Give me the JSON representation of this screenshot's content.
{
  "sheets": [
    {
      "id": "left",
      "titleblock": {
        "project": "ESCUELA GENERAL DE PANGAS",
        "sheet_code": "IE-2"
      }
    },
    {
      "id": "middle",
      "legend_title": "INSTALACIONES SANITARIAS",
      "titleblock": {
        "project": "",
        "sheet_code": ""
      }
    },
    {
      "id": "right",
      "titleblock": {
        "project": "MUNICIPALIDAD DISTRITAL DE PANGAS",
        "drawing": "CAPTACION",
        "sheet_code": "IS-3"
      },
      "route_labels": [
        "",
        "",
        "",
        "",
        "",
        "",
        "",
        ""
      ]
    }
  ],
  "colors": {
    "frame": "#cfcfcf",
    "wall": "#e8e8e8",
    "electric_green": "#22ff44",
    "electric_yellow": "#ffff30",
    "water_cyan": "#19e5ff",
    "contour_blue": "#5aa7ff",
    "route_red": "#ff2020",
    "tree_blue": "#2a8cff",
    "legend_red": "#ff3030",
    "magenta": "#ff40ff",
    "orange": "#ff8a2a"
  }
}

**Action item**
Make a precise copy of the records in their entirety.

**Finished exercise**
Give me the JSON representation of this screenshot's content.
{
  "sheets": [
    {
      "id": "left",
      "titleblock": {
        "project": "ESCUELA GENERAL DE PANGAS",
        "sheet_code": "IE-2"
      }
    },
    {
      "id": "middle",
      "legend_title": "INSTALACIONES SANITARIAS",
      "titleblock": {
        "project": "",
        "sheet_code": ""
      }
    },
    {
      "id": "right",
      "titleblock": {
        "project": "MUNICIPALIDAD DISTRITAL DE PANGAS",
        "drawing": "CAPTACION",
        "sheet_code": "IS-3"
      },
      "route_labels": [
        "",
        "",
        "",
        "",
        "",
        "",
        "",
        ""
      ]
    }
  ],
  "colors": {
    "frame": "#cfcfcf",
    "wall": "#e8e8e8",
    "electric_green": "#22ff44",
    "electric_yellow": "#ffff30",
    "water_cyan": "#19e5ff",
    "contour_blue": "#5aa7ff",
    "route_red": "#ff2020",
    "tree_blue": "#2a8cff",
    "legend_red": "#ff3030",
    "magenta": "#ff40ff",
    "orange": "#ff8a2a"
  }
}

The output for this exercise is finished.